Data items:
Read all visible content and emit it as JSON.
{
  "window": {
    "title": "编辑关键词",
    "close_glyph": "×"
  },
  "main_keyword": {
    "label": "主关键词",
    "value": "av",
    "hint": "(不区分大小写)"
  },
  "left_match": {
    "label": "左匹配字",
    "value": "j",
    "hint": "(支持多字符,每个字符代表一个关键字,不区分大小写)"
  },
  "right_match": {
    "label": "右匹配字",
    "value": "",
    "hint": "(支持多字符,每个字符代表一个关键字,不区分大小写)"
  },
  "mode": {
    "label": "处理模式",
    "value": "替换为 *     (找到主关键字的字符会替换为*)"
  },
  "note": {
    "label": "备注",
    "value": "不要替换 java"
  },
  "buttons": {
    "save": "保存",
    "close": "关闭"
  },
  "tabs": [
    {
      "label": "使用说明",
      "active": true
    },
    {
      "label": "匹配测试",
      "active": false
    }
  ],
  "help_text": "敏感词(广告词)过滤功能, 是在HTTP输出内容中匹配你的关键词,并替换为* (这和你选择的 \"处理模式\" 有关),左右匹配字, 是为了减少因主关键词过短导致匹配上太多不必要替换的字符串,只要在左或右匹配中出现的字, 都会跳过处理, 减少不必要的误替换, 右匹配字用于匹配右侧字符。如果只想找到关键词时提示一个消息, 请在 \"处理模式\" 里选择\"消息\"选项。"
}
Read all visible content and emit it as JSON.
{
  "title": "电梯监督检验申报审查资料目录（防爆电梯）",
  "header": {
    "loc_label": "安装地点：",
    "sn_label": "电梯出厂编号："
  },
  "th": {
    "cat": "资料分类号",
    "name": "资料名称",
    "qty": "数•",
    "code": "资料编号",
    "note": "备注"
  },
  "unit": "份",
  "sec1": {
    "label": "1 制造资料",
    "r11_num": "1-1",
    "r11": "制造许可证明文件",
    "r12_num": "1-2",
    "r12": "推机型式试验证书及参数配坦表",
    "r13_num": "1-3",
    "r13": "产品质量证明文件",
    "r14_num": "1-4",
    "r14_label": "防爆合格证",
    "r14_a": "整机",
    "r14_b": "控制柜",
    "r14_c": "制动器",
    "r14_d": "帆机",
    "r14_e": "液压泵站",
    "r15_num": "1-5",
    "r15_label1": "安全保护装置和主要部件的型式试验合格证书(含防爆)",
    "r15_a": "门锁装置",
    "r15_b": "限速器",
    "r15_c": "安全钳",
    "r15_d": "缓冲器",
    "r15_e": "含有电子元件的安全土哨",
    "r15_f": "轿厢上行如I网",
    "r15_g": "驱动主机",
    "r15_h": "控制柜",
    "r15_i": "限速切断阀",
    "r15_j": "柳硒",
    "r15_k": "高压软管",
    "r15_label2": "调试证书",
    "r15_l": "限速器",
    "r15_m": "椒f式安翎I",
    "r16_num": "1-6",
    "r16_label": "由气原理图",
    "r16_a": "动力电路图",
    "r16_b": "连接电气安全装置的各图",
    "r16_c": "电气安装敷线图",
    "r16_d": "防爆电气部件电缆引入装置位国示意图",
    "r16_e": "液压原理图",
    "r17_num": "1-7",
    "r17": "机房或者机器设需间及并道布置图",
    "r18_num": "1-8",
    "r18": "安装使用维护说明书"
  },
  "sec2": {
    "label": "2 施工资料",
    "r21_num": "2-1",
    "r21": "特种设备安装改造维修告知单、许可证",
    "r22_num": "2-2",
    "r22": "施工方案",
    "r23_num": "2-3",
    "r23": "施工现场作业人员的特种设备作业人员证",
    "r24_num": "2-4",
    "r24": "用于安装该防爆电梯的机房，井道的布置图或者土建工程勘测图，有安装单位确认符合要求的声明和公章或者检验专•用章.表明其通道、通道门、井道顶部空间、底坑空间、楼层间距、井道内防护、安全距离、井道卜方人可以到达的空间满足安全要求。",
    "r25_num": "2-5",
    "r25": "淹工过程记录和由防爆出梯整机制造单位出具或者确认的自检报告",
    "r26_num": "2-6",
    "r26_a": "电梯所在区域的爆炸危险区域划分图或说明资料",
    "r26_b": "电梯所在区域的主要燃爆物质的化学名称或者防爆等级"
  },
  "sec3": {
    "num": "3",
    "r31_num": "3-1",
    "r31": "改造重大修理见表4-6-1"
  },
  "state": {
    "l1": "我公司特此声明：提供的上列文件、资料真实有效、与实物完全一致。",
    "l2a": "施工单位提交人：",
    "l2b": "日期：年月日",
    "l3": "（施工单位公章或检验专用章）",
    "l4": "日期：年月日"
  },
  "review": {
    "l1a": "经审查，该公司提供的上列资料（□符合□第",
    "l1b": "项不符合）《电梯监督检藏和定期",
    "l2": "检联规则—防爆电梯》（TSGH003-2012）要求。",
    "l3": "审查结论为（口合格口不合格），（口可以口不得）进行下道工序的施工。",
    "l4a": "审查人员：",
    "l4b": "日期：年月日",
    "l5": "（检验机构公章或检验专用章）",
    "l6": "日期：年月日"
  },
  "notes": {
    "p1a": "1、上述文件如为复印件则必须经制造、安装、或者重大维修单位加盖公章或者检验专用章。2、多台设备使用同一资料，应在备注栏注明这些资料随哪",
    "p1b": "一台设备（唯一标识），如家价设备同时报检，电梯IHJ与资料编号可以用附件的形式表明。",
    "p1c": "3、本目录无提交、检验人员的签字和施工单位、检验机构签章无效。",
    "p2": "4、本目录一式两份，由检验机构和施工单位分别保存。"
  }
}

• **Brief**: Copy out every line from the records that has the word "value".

• **Response area**:
    "value": "av",
    "value": "j",
    "value": "",
    "value": "替换为 *     (找到主关键字的字符会替换为*)"
    "value": "不要替换 java"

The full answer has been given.